▶ [What to work on]:
From the data below, copy each line that includes the word "volume".

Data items
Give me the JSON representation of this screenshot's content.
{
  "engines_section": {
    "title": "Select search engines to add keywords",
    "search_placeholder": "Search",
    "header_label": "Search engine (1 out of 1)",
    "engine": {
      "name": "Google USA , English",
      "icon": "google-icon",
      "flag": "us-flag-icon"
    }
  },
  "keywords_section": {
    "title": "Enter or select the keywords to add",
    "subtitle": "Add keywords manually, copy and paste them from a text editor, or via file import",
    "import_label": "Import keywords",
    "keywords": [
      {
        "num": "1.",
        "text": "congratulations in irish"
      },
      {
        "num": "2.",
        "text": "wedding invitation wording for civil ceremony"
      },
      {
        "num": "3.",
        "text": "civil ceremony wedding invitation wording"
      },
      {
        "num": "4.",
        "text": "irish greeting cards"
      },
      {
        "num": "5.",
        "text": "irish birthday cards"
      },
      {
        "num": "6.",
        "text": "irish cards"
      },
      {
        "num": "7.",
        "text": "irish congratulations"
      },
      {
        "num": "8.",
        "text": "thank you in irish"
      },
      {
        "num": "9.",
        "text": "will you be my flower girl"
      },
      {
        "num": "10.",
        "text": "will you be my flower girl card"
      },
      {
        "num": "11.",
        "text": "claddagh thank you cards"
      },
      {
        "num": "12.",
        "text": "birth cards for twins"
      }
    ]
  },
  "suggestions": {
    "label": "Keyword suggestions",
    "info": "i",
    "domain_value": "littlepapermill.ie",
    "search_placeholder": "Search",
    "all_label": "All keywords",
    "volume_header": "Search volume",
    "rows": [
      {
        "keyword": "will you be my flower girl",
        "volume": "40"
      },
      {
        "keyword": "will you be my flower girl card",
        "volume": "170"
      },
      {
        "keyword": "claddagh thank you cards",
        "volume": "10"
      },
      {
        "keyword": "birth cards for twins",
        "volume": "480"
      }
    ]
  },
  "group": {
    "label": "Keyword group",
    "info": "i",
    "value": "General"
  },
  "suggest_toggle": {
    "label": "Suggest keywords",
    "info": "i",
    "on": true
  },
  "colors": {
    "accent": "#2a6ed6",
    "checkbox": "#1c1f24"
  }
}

▶ [Written solution]:
    "volume_header": "Search volume",
        "volume": "40"
        "volume": "170"
        "volume": "10"
        "volume": "480"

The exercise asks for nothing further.